Four Ways to Die in My Hometown
Release year: 2012
Run time: 90 min
Film type: Fiction
Every year, 15 million Chinese migrate from the country to cities. The latter are full of migrants seeking employment; in contrast, only the old, sick, and weak remain behind in villages, where the social fabric begins to fray. Four Ways to Die in My Hometown is an experimental portrayal of this decay, structured round the four elements of Buddhism: earth, water, fore, and wind.
Ga Gui travels to her home village because she has a premonition her father is about to die. The man has lived in a coffin for the past seven years and, before he breaths his last, he is visited by a spirit that demands he bring enlightenment to his fellow villagers. The death of the old community and its values must be stopped.

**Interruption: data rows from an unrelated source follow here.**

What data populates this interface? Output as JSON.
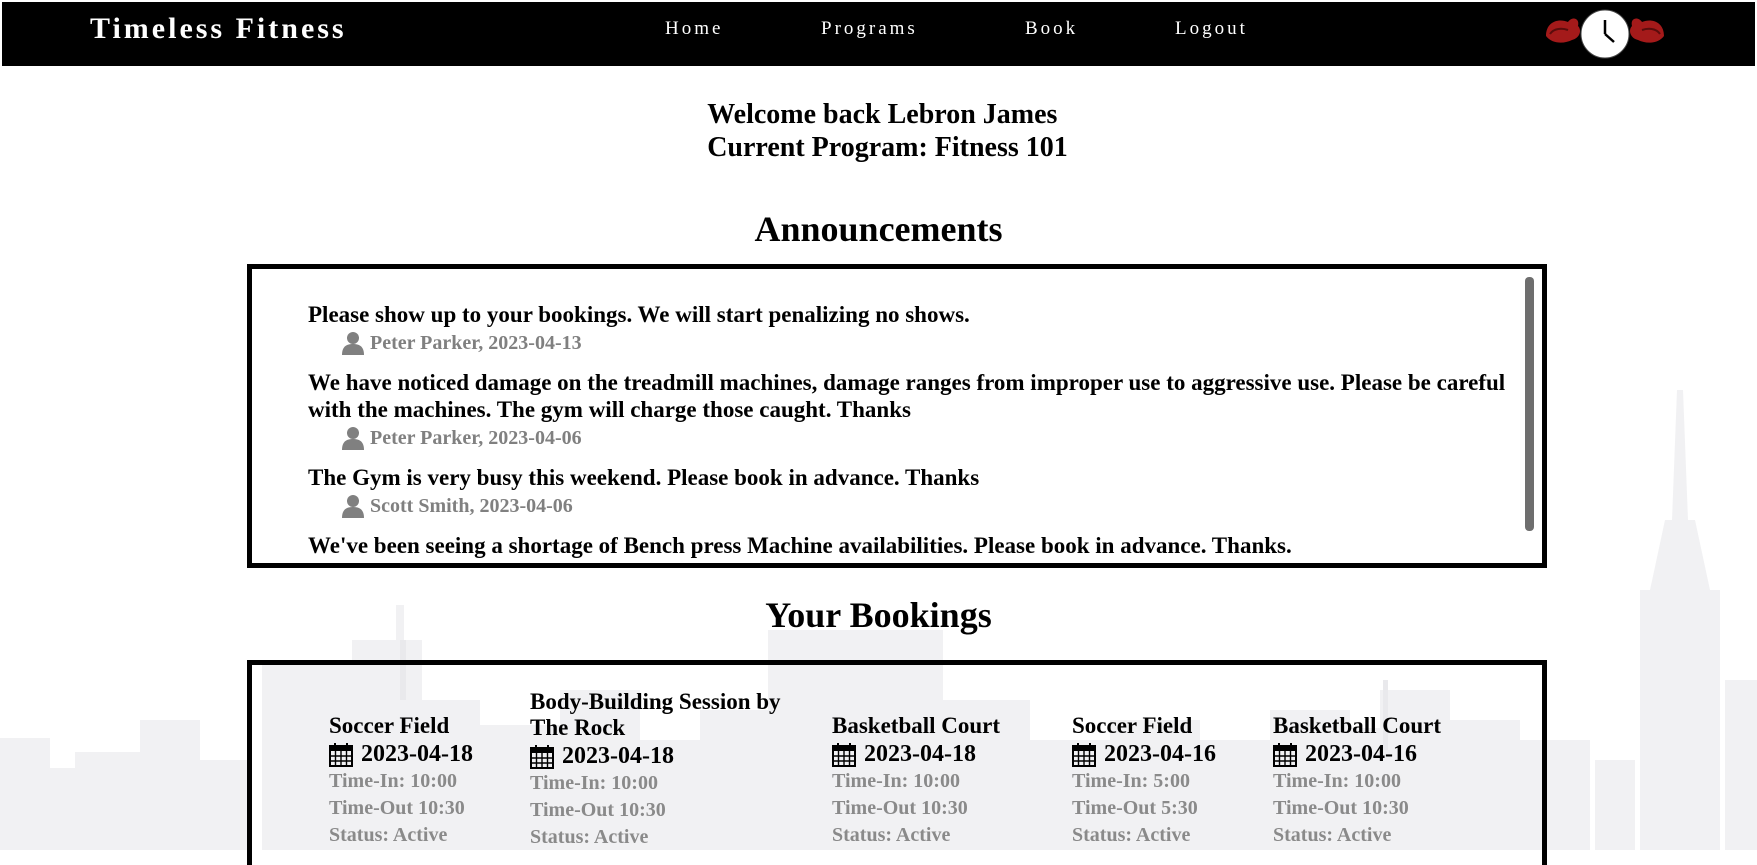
{
  "nav": {
    "brand": "Timeless Fitness",
    "links": [
      "Home",
      "Programs",
      "Book",
      "Logout"
    ],
    "logo_icon": "clock-with-flexed-arms-logo"
  },
  "welcome": {
    "line1": "Welcome back Lebron James",
    "line2": "Current Program: Fitness 101"
  },
  "announcements": {
    "title": "Announcements",
    "items": [
      {
        "text": "Please show up to your bookings. We will start penalizing no shows.",
        "meta": "Peter Parker, 2023-04-13"
      },
      {
        "text": "We have noticed damage on the treadmill machines, damage ranges from improper use to aggressive use. Please be careful with the machines. The gym will charge those caught. Thanks",
        "meta": "Peter Parker, 2023-04-06"
      },
      {
        "text": "The Gym is very busy this weekend. Please book in advance. Thanks",
        "meta": "Scott Smith, 2023-04-06"
      },
      {
        "text": "We've been seeing a shortage of Bench press Machine availabilities. Please book in advance. Thanks.",
        "meta": ""
      }
    ]
  },
  "bookings": {
    "title": "Your Bookings",
    "items": [
      {
        "title": "Soccer Field",
        "date": "2023-04-18",
        "time_in": "Time-In: 10:00",
        "time_out": "Time-Out 10:30",
        "status": "Status: Active"
      },
      {
        "title": "Body-Building Session by The Rock",
        "date": "2023-04-18",
        "time_in": "Time-In: 10:00",
        "time_out": "Time-Out 10:30",
        "status": "Status: Active"
      },
      {
        "title": "Basketball Court",
        "date": "2023-04-18",
        "time_in": "Time-In: 10:00",
        "time_out": "Time-Out 10:30",
        "status": "Status: Active"
      },
      {
        "title": "Soccer Field",
        "date": "2023-04-16",
        "time_in": "Time-In: 5:00",
        "time_out": "Time-Out 5:30",
        "status": "Status: Active"
      },
      {
        "title": "Basketball Court",
        "date": "2023-04-16",
        "time_in": "Time-In: 10:00",
        "time_out": "Time-Out 10:30",
        "status": "Status: Active"
      }
    ]
  },
  "colors": {
    "navbar": "#000000",
    "meta_text": "#808080",
    "logo_red": "#b01c1c"
  }
}
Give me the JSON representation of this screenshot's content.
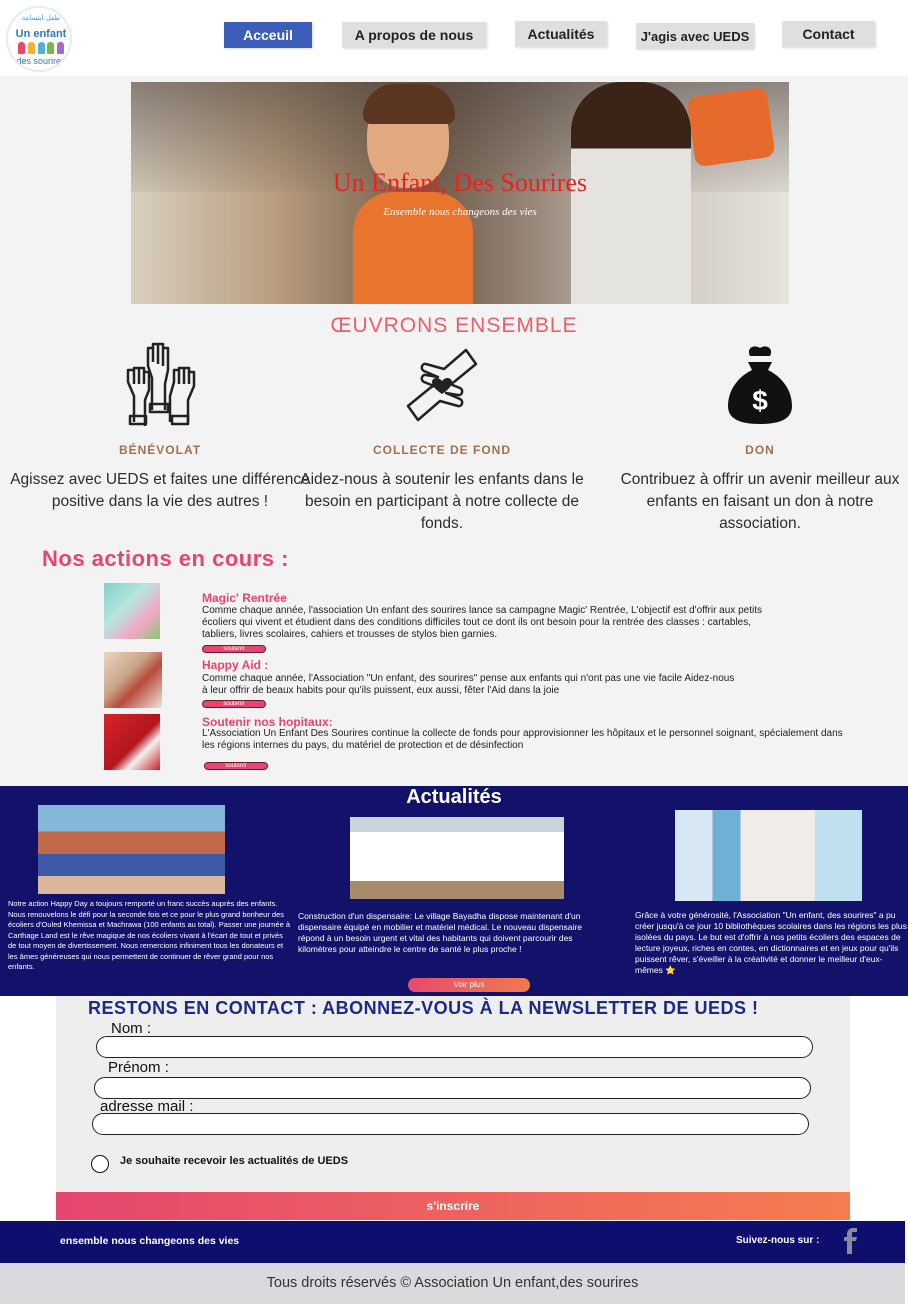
{
  "header": {
    "logo": {
      "arabic_text": "طفل ابتسامة",
      "line1": "Un enfant",
      "line2": "des sourires",
      "kid_colors": [
        "#e8466e",
        "#f2b233",
        "#4bb3e0",
        "#7ab648",
        "#a56bc9"
      ]
    },
    "nav": [
      {
        "label": "Acceuil",
        "active": true
      },
      {
        "label": "A propos de nous",
        "active": false
      },
      {
        "label": "Actualités",
        "active": false
      },
      {
        "label": "J'agis avec UEDS",
        "active": false
      },
      {
        "label": "Contact",
        "active": false
      }
    ]
  },
  "hero": {
    "title": "Un Enfant, Des Sourires",
    "subtitle": "Ensemble nous changeons des vies"
  },
  "section_title": "ŒUVRONS ENSEMBLE",
  "features": [
    {
      "icon": "raised-hands-icon",
      "label": "BÉNÉVOLAT",
      "text": "Agissez avec UEDS et faites une différence positive dans la vie des autres !"
    },
    {
      "icon": "hand-heart-icon",
      "label": "COLLECTE DE FOND",
      "text": "Aidez-nous à soutenir les enfants dans le besoin en participant à notre collecte de fonds."
    },
    {
      "icon": "money-bag-icon",
      "label": "DON",
      "text": "Contribuez à offrir un avenir meilleur aux enfants en faisant un don à notre association."
    }
  ],
  "actions": {
    "title": "Nos actions en cours :",
    "button_label": "soutenir",
    "items": [
      {
        "title": "Magic' Rentrée",
        "text": "Comme chaque année, l'association Un enfant des sourires lance sa campagne Magic' Rentrée, L'objectif est d'offrir aux petits écoliers qui vivent et étudient dans des conditions difficiles tout ce dont ils ont besoin pour la rentrée des classes : cartables, tabliers, livres scolaires, cahiers et trousses de stylos bien garnies."
      },
      {
        "title": "Happy Aid :",
        "text": "Comme chaque année, l'Association \"Un enfant, des sourires\" pense aux enfants qui n'ont pas une vie facile Aidez-nous à leur offrir de beaux habits pour qu'ils puissent, eux aussi, fêter l'Aid dans la joie"
      },
      {
        "title": "Soutenir nos hopitaux:",
        "text": "L'Association Un Enfant Des Sourires continue la collecte de fonds pour approvisionner les hôpitaux et le personnel soignant, spécialement dans les régions internes du pays, du matériel de protection et de désinfection"
      }
    ]
  },
  "news": {
    "title": "Actualités",
    "items": [
      {
        "text": "Notre action Happy Day a toujours remporté un franc succès auprès des enfants. Nous renouvelons le défi pour la seconde fois et ce pour le plus grand bonheur des écoliers d'Ouled Khemissa et Machrawa (100 enfants au total). Passer une journée à Carthage Land est le rêve magique de nos écoliers vivant à l'écart de tout et privés de tout moyen de divertissement. Nous remercions infiniment tous les donateurs et les âmes généreuses qui nous permettent de continuer de rêver grand pour nos enfants."
      },
      {
        "text": "Construction d'un dispensaire: Le village Bayadha dispose maintenant d'un dispensaire équipé en mobilier et matériel médical. Le nouveau dispensaire répond à un besoin urgent et vital des habitants qui doivent parcourir des kilomètres pour atteindre le centre de santé le plus proche !"
      },
      {
        "text": "Grâce à votre générosité, l'Association \"Un enfant, des sourires\" a pu créer jusqu'à ce jour 10 bibliothèques scolaires dans les régions les plus isolées du pays. Le but est d'offrir à nos petits écoliers des espaces de lecture joyeux, riches en contes, en dictionnaires et en jeux pour qu'ils puissent rêver, s'éveiller à la créativité et donner le meilleur d'eux-mêmes ⭐"
      }
    ],
    "more_label": "Voir plus"
  },
  "newsletter": {
    "title": "RESTONS EN CONTACT : ABONNEZ-VOUS À LA NEWSLETTER DE UEDS !",
    "fields": [
      {
        "label": "Nom :",
        "value": ""
      },
      {
        "label": "Prénom :",
        "value": ""
      },
      {
        "label": "adresse mail :",
        "value": ""
      }
    ],
    "checkbox_label": "Je souhaite recevoir les actualités de UEDS",
    "submit_label": "s'inscrire"
  },
  "footer": {
    "tagline": "ensemble nous changeons des vies",
    "follow": "Suivez-nous sur :",
    "social_icon": "facebook-icon",
    "copyright": "Tous droits réservés © Association Un enfant,des sourires"
  }
}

Chai Chunya was born in 1975 in a village in the province of Gansu, as remote a place as where he set his debut film, Four Ways to Die in My Hometown. He studied politics and law before starting to work as a journalist and photographer for Southern Weekend—then the most liberal paper in China. He made many journeys, including through Tibet, Xinjiang, North Korea, Yunnan, and Inner Mongolia, that formed the basis for his second film, Border: Travels in China’s Inland Frontier, three novels, and several photo series.
- 2012 Best Debute the 9th China Independent Film Festival